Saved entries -

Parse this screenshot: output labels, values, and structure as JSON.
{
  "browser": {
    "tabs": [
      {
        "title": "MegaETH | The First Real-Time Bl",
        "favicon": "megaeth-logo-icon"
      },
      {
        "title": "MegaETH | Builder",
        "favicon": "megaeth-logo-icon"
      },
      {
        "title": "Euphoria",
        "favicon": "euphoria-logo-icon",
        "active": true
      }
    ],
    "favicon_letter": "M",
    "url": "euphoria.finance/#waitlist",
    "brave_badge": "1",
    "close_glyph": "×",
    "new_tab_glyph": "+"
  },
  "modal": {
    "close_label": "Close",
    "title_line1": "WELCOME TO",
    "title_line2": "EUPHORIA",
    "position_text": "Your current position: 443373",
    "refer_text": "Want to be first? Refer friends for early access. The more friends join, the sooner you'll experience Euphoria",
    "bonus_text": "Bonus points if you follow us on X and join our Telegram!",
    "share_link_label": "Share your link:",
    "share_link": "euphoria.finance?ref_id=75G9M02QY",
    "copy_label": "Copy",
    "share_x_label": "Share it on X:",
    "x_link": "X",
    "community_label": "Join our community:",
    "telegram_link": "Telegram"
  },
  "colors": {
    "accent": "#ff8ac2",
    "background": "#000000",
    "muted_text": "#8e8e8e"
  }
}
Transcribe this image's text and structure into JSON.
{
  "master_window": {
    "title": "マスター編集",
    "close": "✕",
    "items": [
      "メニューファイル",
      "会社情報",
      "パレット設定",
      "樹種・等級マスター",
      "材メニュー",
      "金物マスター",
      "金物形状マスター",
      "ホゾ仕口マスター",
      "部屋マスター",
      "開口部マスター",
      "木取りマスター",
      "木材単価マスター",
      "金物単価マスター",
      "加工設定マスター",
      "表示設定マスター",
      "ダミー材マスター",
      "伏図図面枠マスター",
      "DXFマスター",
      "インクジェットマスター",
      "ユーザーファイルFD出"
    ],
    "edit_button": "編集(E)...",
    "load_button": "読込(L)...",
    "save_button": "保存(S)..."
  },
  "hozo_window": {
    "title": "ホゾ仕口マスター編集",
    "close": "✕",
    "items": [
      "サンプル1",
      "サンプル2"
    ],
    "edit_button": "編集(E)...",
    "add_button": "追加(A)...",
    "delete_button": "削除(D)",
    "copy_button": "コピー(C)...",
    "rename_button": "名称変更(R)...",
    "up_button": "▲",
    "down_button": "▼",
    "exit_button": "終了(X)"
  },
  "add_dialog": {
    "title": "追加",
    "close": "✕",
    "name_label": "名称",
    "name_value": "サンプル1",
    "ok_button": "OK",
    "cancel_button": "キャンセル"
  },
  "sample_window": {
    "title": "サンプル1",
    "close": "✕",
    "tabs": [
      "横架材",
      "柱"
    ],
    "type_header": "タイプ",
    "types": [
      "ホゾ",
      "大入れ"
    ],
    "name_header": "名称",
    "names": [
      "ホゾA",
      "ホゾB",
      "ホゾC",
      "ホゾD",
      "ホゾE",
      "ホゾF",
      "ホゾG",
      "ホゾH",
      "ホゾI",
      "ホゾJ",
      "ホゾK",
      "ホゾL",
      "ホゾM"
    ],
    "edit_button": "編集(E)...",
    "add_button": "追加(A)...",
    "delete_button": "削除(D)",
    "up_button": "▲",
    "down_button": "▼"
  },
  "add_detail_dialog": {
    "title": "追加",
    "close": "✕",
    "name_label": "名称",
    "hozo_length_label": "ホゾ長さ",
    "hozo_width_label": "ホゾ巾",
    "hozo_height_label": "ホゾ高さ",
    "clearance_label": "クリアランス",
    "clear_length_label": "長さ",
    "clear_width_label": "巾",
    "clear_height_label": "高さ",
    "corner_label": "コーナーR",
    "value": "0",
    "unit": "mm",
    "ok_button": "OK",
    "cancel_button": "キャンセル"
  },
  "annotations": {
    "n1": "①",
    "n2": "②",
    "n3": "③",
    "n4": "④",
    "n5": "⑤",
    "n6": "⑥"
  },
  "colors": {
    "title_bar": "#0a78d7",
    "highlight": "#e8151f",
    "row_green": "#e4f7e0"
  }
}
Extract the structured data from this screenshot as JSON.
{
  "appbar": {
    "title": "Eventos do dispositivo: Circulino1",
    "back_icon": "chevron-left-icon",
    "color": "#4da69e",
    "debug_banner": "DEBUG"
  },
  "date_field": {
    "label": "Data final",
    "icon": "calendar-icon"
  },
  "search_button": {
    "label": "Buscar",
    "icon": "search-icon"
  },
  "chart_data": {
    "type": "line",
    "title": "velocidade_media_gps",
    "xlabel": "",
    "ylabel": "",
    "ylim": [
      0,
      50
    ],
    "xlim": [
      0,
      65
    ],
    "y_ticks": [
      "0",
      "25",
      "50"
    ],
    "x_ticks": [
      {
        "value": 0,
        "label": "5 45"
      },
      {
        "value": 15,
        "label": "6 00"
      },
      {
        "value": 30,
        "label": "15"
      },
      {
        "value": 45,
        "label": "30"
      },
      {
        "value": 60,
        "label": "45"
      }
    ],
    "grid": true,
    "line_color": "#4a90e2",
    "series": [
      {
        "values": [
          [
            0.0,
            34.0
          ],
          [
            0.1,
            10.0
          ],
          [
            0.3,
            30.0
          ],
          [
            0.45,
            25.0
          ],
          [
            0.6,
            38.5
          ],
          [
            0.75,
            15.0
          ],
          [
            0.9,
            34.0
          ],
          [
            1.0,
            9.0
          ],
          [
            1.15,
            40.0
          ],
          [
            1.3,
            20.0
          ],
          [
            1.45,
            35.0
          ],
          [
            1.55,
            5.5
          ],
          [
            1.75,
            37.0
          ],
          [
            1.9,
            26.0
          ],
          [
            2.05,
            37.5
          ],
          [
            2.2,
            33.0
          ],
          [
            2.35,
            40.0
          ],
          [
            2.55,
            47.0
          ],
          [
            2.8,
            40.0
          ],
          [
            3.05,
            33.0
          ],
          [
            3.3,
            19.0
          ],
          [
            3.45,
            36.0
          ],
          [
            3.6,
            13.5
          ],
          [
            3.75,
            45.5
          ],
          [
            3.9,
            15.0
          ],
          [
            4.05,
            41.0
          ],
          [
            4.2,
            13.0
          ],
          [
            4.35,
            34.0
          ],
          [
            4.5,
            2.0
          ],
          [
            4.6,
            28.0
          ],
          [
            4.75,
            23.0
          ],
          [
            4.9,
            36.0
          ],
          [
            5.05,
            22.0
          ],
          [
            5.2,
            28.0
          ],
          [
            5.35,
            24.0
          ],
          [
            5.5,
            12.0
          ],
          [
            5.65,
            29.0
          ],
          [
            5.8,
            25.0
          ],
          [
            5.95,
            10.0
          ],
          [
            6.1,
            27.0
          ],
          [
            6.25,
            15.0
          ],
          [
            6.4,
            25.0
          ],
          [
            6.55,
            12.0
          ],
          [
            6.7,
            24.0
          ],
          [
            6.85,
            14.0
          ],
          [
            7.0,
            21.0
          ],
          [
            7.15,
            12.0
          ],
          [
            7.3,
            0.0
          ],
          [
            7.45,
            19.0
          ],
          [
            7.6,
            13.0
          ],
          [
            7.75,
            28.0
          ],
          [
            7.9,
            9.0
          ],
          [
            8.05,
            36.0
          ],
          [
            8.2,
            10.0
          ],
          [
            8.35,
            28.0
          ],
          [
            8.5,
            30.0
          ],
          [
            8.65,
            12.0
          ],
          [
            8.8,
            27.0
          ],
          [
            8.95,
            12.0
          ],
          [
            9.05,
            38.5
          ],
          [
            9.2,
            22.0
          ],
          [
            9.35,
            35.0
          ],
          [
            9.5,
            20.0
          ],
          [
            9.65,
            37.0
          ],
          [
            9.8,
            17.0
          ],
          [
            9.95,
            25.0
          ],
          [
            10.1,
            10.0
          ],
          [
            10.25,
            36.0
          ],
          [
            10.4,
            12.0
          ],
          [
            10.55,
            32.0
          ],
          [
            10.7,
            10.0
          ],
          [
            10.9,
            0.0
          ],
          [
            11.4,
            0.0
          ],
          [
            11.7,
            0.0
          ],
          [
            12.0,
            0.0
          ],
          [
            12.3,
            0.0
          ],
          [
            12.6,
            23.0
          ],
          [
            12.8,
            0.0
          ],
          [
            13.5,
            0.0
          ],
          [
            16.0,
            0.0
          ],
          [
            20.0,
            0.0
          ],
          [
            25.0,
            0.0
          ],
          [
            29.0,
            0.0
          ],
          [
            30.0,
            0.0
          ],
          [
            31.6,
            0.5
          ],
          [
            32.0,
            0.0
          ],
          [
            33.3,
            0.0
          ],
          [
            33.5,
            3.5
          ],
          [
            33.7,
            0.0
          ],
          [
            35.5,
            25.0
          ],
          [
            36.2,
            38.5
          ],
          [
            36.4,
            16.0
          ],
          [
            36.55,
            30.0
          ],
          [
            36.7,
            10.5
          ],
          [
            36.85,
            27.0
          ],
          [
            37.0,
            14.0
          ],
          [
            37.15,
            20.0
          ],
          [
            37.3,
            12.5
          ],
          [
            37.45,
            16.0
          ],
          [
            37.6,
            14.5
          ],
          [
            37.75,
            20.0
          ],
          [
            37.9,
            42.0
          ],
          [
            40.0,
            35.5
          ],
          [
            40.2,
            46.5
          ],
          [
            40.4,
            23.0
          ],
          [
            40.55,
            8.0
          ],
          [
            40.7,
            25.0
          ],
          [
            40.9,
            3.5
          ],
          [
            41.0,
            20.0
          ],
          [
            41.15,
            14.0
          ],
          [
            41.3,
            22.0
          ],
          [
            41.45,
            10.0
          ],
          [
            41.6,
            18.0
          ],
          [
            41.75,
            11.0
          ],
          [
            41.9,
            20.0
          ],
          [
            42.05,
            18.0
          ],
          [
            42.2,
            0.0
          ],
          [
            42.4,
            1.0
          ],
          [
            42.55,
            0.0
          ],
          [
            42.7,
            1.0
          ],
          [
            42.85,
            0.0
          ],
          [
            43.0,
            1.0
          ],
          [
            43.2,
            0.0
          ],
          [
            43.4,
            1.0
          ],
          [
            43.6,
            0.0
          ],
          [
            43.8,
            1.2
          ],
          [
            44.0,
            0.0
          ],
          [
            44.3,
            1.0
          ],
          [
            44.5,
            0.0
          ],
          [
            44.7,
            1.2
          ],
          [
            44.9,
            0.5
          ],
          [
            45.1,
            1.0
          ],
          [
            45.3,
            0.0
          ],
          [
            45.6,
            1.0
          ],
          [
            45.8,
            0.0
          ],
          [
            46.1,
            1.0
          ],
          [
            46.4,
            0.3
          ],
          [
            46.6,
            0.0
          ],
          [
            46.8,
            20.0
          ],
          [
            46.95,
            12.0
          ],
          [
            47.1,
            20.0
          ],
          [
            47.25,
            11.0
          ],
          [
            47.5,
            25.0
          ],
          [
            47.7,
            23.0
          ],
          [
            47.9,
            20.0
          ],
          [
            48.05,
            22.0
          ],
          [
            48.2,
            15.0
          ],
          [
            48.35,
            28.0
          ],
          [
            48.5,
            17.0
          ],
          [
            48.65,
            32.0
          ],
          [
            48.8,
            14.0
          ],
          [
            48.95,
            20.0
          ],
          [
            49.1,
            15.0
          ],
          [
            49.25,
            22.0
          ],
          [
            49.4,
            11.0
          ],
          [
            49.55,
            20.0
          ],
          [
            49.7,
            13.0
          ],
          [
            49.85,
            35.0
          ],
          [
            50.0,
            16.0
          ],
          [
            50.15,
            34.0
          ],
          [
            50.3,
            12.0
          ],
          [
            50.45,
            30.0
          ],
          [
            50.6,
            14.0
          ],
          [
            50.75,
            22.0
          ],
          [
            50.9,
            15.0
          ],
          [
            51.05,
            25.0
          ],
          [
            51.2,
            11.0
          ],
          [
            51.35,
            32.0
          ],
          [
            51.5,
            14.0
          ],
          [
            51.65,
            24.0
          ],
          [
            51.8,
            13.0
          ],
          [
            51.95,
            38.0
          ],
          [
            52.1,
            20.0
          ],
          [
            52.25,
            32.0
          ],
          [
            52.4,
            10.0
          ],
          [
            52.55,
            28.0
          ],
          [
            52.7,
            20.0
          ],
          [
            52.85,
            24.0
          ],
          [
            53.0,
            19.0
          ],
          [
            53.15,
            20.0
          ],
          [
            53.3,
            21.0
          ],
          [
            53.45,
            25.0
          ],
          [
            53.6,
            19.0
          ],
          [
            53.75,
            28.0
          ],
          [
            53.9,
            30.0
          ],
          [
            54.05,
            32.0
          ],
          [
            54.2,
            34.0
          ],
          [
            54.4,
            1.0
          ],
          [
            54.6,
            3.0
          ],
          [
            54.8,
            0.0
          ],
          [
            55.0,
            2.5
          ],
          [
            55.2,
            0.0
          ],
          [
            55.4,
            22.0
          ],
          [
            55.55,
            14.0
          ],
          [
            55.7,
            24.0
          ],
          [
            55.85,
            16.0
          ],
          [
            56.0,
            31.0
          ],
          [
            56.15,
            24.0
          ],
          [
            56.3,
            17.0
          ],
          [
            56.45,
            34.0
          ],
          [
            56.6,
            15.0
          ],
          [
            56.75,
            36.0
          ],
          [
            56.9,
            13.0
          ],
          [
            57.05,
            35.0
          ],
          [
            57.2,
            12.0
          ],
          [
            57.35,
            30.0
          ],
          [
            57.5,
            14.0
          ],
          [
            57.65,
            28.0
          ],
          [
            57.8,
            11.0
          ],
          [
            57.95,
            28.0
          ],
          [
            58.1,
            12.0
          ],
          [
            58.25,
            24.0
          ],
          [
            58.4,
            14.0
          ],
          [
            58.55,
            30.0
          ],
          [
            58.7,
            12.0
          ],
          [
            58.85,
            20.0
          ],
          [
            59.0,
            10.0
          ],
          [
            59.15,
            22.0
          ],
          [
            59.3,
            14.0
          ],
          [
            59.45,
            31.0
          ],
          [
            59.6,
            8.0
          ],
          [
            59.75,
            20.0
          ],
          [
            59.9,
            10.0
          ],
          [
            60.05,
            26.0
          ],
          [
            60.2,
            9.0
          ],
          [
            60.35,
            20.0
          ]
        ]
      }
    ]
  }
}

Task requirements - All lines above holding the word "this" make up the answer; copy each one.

Response box -
Parse this screenshot: output labels, values, and structure as JSON.
Transcribe this image's text and structure into JSON.
Extract the structured data from this screenshot as JSON.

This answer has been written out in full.